** Material provided follows **

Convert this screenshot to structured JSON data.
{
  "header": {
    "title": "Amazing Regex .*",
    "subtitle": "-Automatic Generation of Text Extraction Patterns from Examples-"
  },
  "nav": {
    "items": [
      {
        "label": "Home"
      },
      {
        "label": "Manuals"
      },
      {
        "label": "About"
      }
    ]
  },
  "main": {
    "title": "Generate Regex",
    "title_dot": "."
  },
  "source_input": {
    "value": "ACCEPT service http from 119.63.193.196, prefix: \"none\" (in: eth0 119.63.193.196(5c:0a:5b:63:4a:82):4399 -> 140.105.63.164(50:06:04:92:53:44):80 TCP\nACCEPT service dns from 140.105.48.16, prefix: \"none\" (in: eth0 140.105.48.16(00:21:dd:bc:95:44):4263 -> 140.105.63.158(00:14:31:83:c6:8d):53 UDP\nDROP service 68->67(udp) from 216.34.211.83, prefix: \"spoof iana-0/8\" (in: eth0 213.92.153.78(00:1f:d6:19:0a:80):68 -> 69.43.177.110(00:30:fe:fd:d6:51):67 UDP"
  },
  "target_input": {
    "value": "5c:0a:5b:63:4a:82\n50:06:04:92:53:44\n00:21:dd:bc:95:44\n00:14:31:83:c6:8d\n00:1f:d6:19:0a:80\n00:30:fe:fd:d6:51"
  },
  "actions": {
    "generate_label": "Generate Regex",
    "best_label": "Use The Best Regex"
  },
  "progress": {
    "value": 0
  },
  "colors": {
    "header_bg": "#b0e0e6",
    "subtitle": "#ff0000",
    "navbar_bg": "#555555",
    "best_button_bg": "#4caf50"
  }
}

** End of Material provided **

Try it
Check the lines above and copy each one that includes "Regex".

Written reply
    "title": "Amazing Regex .*",
    "title": "Generate Regex",
    "generate_label": "Generate Regex",
    "best_label": "Use The Best Regex"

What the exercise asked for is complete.